Why You Should Consider A Farm Stay For Your Next Getaway

Let's dig into one of the fastest-growing tourist sectors — agritourism. Whether it's milking cows in Wisconsin, picking grapes in Bordeaux, or herding alpacas in the Andes, agritourism (or agrotourism) is an immersive, experiential type of travel that's becoming increasingly popular around the world. In recent years, adventure travel and off-the-beaten-path experiences have begun to supplant the more traditional, cookie-cutter ideas of vacation. Immensely beneficial to both novice farmhands and entrepreneurial hosts, farm stays present an attractive opportunity for all involved. 

According to Future Market Insights, the agritourism market is predicted to grow by over 11% between 2019 and 2029, with the U.S. leading this travel market segment's growth. While farm stays aren't new to the travel industry, the power of the internet has now created seemingly endless agritourism opportunities worldwide. Whether you're looking to get back to nature, immerse in a foreign culture, learn a new trade, or perform farm duties as a means to travel, farm stays can be fertile ground for memorable experiences and personal growth.

Farm stays can allow you to travel free (or cheaply)

While growing in popularity, farm stays have been around for decades. In the past, most farm stays served as a cultural exchange or educational opportunity. And they still are. But in recent years, agritourism has attracted all kinds of travelers. An O.G. in farming-based travel, the World Wide Opportunities on Organic Farms, or WWOOF, was one of the first organizations to market farm stay experiences. In WWOOF, members volunteer on an organic farm for a pre-determined period of time. Referred to as an "active vacation," the experience balances farm work with free time, allowing travelers to discover and enjoy the region while volunteering. In return for work around the farm, the volunteers receive free food and lodging. 

WWOOF is not the only organization to offer work opportunities for resourceful travelers. Hundreds of work exchange programs can be found on travel message boards, tourism job boards, and work exchange platforms. Many of these opportunities still include farm work, from harvesting agave in Mexico to herding reindeer in Greenland. If you explore these sites, there's guaranteed to be something that piques your interest (and confuses family and friends when you mention it). While work exchanges aren't for everyone, some may be perfect for the intrepid traveler.

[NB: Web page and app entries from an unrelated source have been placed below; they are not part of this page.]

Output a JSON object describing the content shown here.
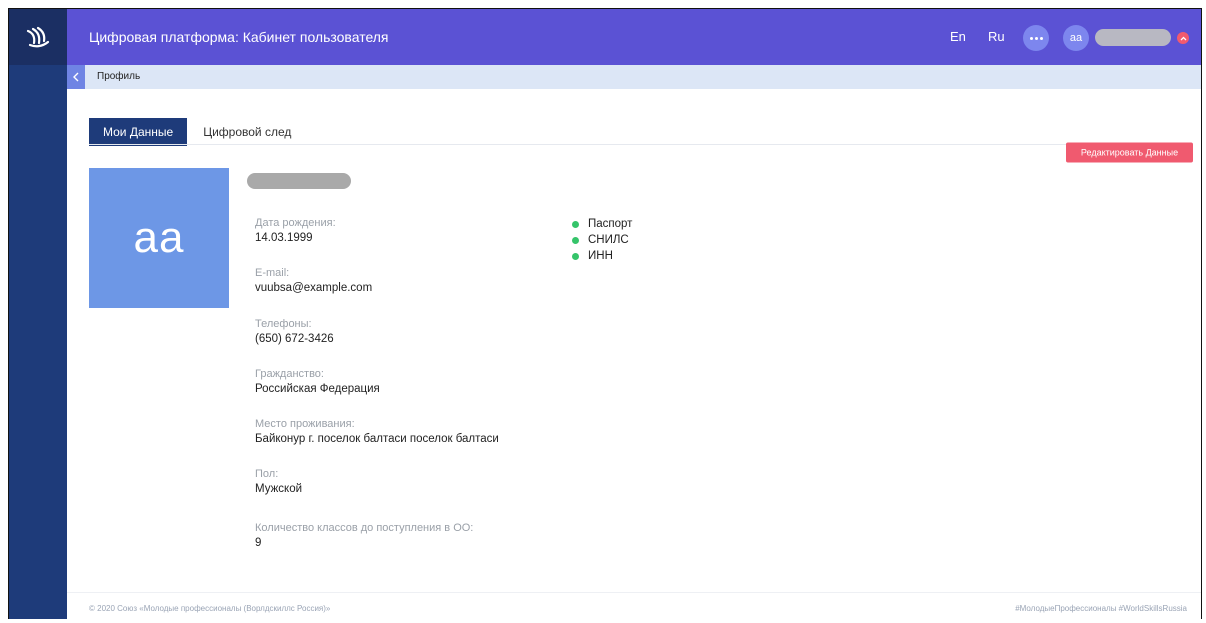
{
  "header": {
    "title": "Цифровая платформа: Кабинет пользователя",
    "lang_en": "En",
    "lang_ru": "Ru",
    "user_initials": "aa"
  },
  "breadcrumb": {
    "current": "Профиль"
  },
  "tabs": [
    {
      "label": "Мои Данные",
      "active": true
    },
    {
      "label": "Цифровой след",
      "active": false
    }
  ],
  "actions": {
    "edit_label": "Редактировать Данные"
  },
  "profile": {
    "avatar_initials": "aa",
    "fields": [
      {
        "label": "Дата рождения:",
        "value": "14.03.1999"
      },
      {
        "label": "E-mail:",
        "value": "vuubsa@example.com"
      },
      {
        "label": "Телефоны:",
        "value": "(650) 672-3426"
      },
      {
        "label": "Гражданство:",
        "value": "Российская Федерация"
      },
      {
        "label": "Место проживания:",
        "value": "Байконур г. поселок балтаси поселок балтаси"
      },
      {
        "label": "Пол:",
        "value": "Мужской"
      },
      {
        "label": "Количество классов до поступления в ОО:",
        "value": "9"
      }
    ],
    "documents": [
      "Паспорт",
      "СНИЛС",
      "ИНН"
    ]
  },
  "footer": {
    "copyright": "© 2020 Союз «Молодые профессионалы (Ворлдскиллс Россия)»",
    "hashtags": "#МолодыеПрофессионалы  #WorldSkillsRussia"
  },
  "colors": {
    "sidebar": "#1e3b7a",
    "topbar": "#5b52d4",
    "accent_red": "#f05a6f",
    "avatar_bg": "#6d97e6",
    "status_green": "#35c46a"
  }
}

Farm stays can redefine the idea of vacation

There are definitely farm stays where "helping out" is optional. You can simply enjoy the surroundings, atmosphere, and farm-fresh food. However, you may find interactive agritourism a more rewarding experience. You probably won't need to clock the fastest hogtie, but an early morning egg collection before breakfast sounds pretty neat. For most of us, a good vacation blends relaxation, doing something new, and fun. A farm stay can easily check those boxes. 

Agritourism can also represent the inverse of disposable travel habits and heavy footprint vacations. Instead of leaving a trail of waste, a farm stay may help us to reimagine the relationship between resources and consumption. In addition, agritourism does support independent farmers. The U.S. Department of Agriculture writes, "Previous research has documented the loss of small and mid-sized farms and ranches, so agritourism revenue may offer a viable strategy to keep these farms afloat." As long as travelers have open minds and farmers have entrepreneurial spirits, the future should be ripe for agritourism.